§ **WORK REQUEST**:
Every line below that has "this" in it should be copied.

--- ENTRIES PROVIDED ---

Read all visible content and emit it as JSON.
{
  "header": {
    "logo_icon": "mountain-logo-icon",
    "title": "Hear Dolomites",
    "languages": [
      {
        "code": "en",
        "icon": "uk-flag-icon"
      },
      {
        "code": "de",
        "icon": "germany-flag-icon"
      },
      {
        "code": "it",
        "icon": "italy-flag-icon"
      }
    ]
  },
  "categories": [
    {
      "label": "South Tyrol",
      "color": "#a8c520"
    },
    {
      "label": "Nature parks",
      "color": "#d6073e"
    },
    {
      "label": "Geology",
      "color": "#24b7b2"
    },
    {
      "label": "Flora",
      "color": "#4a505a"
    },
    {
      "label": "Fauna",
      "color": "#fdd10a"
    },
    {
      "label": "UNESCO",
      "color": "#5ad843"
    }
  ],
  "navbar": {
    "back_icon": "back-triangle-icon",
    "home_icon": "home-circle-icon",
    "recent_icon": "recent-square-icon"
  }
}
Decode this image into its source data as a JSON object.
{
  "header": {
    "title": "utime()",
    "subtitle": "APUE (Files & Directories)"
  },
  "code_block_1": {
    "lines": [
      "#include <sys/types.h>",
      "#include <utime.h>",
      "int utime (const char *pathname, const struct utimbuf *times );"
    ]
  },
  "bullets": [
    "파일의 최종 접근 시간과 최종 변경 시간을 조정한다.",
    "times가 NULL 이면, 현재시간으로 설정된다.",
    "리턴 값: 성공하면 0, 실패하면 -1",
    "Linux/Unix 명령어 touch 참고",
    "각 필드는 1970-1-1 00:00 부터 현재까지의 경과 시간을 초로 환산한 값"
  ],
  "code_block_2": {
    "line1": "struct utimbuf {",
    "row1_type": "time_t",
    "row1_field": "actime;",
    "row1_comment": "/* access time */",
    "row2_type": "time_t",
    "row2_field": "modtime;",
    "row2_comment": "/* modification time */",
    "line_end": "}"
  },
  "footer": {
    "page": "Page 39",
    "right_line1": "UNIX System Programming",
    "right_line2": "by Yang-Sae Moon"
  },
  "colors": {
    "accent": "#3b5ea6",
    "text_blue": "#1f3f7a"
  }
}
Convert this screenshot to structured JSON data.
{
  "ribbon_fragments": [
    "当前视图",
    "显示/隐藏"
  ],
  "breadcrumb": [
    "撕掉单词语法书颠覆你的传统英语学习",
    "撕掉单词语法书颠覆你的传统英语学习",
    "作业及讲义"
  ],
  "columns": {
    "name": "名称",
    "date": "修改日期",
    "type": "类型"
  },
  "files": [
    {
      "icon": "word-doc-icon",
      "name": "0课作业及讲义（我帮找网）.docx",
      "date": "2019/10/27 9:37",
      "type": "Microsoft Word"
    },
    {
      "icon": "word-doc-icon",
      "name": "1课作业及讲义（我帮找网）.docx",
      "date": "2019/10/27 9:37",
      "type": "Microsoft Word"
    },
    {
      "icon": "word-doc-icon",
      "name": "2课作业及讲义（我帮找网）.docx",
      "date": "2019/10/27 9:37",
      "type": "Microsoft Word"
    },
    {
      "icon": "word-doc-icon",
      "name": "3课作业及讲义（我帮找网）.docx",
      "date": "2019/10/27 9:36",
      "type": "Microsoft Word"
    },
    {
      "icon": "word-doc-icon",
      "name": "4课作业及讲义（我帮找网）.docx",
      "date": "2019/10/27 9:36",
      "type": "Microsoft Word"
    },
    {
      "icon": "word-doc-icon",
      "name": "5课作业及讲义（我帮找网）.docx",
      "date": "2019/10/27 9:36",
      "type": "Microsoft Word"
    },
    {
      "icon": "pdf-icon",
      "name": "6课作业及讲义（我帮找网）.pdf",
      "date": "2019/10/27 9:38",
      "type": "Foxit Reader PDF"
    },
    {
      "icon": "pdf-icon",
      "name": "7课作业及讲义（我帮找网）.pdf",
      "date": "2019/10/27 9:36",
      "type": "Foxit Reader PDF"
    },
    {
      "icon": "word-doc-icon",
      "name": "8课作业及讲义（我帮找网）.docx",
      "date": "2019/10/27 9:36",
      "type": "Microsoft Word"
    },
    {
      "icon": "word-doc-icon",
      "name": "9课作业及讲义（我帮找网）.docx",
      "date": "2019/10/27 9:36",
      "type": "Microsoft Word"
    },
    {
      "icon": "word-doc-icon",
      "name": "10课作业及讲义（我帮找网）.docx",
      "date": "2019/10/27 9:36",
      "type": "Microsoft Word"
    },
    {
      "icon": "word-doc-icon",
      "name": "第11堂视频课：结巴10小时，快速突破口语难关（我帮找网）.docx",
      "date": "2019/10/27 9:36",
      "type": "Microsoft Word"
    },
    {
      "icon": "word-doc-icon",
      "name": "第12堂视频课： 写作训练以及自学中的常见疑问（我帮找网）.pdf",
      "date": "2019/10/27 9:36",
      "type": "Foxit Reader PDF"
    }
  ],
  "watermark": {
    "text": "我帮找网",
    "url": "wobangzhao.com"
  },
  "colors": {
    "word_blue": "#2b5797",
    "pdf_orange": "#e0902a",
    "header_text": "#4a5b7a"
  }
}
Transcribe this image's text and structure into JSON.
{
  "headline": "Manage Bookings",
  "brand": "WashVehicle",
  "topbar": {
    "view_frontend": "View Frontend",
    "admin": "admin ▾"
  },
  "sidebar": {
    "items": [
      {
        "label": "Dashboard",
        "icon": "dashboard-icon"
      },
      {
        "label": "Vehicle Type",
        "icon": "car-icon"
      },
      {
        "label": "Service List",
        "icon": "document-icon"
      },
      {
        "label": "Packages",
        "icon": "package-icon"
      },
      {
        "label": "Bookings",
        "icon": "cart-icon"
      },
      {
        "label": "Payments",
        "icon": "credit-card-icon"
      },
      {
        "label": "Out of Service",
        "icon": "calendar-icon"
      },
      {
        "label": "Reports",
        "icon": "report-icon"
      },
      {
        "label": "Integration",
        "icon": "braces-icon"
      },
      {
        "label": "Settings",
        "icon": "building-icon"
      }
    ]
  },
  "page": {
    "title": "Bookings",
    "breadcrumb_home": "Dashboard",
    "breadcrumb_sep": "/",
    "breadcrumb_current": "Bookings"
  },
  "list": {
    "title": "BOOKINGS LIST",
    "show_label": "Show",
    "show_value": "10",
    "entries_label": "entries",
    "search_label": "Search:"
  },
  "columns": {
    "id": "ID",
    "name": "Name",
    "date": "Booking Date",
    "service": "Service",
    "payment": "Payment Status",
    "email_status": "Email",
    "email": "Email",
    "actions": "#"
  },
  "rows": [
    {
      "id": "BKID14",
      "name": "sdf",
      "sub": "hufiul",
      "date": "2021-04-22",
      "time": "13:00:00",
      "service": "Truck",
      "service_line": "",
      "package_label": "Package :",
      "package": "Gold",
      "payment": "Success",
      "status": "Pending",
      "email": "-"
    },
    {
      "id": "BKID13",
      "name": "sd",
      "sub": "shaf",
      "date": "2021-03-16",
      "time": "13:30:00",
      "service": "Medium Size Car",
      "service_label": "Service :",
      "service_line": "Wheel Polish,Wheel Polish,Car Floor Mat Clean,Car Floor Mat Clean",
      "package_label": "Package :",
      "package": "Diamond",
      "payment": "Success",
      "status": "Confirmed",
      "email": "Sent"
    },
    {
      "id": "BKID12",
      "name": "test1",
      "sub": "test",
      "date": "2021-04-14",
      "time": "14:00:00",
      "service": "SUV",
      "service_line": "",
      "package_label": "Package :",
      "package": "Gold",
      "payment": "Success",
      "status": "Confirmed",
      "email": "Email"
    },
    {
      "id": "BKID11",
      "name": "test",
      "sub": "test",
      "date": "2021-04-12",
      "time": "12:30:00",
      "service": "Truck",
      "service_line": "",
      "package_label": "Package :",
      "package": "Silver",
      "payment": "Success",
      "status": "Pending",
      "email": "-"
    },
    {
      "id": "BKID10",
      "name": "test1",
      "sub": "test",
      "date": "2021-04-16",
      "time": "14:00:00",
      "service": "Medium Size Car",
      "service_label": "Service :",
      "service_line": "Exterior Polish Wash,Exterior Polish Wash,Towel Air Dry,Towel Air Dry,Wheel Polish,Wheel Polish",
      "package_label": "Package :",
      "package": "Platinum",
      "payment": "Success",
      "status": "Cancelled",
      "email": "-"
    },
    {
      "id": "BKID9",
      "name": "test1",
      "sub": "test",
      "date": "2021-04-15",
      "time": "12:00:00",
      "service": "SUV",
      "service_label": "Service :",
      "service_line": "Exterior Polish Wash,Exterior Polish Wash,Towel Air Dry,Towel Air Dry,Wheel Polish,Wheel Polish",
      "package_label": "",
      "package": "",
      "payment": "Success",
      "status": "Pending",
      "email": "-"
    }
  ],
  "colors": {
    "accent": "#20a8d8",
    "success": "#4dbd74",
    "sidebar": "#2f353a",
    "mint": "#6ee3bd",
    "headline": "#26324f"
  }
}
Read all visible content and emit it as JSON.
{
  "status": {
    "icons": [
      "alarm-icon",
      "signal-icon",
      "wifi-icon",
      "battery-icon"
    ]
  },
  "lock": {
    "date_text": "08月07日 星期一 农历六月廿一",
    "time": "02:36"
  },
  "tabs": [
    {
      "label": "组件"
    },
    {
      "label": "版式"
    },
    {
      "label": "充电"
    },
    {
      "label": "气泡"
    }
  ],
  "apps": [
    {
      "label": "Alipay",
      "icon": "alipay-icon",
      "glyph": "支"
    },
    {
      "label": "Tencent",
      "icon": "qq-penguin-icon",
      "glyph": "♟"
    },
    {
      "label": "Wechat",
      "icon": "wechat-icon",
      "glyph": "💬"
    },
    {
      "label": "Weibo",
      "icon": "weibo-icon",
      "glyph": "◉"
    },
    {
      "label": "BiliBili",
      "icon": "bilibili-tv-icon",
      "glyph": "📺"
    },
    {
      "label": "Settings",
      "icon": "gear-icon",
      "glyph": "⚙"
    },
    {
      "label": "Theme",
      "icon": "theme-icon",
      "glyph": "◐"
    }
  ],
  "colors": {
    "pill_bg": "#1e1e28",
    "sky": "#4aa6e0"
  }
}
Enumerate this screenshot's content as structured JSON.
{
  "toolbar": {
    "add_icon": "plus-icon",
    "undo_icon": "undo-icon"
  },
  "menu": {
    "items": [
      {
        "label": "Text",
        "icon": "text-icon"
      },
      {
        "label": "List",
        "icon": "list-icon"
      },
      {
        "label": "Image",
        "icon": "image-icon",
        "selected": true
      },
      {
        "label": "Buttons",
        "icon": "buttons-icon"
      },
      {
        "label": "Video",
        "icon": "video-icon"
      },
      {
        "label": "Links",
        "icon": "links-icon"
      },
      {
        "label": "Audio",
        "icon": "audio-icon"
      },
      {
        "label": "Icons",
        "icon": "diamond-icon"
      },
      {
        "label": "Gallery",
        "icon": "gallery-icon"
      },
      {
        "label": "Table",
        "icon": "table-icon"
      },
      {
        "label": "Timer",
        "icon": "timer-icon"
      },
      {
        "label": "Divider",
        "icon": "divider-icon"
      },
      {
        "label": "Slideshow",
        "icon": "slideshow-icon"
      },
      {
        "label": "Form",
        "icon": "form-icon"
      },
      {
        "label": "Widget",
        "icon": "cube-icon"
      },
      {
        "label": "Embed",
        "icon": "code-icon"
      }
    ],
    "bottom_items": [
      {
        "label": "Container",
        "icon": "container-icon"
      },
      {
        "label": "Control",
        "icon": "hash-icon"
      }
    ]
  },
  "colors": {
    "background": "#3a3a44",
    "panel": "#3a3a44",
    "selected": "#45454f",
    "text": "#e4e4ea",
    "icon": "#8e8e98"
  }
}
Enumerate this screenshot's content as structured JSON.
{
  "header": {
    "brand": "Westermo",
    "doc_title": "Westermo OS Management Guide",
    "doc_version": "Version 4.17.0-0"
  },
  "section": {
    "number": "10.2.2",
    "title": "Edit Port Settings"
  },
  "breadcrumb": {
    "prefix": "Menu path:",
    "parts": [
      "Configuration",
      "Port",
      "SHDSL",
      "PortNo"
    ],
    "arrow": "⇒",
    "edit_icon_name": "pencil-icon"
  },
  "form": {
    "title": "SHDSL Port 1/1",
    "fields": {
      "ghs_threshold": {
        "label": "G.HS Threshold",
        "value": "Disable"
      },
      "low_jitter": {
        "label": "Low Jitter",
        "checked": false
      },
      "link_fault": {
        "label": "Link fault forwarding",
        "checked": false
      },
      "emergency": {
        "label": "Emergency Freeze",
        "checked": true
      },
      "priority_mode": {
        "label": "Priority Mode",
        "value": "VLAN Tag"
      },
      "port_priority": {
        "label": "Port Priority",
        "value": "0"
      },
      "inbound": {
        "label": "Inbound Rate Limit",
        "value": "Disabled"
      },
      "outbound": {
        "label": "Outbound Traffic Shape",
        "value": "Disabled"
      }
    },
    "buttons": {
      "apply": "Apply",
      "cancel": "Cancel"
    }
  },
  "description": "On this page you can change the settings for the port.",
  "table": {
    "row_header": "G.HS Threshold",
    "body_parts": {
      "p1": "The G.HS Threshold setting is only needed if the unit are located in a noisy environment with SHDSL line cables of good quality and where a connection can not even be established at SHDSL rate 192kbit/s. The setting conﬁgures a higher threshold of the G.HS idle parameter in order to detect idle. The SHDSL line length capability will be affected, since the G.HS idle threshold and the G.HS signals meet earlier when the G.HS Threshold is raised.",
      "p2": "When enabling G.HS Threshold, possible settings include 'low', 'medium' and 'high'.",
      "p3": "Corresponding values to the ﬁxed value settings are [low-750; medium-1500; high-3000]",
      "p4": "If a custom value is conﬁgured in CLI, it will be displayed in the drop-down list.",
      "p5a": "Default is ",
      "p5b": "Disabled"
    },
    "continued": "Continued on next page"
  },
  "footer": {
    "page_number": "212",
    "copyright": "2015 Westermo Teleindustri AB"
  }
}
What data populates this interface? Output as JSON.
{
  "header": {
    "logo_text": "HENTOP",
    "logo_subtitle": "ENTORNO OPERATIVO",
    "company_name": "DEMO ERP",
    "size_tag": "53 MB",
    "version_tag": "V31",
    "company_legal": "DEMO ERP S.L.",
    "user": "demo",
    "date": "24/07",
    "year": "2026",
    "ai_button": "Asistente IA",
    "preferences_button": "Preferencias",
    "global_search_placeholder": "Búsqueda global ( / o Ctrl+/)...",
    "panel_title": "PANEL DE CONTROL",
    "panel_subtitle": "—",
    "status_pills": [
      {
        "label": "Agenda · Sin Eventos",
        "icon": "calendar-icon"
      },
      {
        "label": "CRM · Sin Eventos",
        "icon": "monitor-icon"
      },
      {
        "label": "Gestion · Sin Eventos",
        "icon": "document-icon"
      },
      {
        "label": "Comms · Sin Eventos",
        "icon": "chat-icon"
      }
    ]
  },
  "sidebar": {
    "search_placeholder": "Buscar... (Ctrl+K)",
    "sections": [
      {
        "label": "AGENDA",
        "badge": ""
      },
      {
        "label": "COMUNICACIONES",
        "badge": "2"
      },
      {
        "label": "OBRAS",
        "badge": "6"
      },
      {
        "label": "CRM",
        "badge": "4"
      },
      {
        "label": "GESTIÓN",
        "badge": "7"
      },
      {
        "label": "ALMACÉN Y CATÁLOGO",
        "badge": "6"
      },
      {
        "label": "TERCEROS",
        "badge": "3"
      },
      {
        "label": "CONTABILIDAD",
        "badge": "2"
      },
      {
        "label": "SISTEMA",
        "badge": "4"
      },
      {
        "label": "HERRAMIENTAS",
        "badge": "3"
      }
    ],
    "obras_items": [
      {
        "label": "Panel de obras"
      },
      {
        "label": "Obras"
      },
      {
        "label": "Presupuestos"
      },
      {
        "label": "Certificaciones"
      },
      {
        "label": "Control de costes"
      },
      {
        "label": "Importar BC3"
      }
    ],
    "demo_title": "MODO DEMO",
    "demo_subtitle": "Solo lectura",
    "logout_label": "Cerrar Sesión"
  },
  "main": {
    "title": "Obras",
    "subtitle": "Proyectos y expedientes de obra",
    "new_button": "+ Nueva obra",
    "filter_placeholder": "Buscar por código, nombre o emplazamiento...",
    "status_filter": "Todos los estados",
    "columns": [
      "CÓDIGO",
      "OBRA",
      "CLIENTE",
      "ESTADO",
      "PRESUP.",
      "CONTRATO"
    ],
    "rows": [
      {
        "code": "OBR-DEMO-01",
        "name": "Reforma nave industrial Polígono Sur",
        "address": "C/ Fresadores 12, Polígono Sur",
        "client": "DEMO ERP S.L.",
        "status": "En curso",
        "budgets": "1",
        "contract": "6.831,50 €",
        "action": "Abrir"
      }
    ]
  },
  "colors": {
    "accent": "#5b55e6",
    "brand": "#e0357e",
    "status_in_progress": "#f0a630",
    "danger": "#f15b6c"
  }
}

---

§ **RESULT BELOW**:
Decode this image into its source data as a JSON object.
Convert this screenshot to structured JSON data.
Transcribe this image's text and structure into JSON.
Enumerate this screenshot's content as structured JSON.
Enumerate this screenshot's content as structured JSON.
  "description": "On this page you can change the settings for the port.",
What data populates this interface? Output as JSON.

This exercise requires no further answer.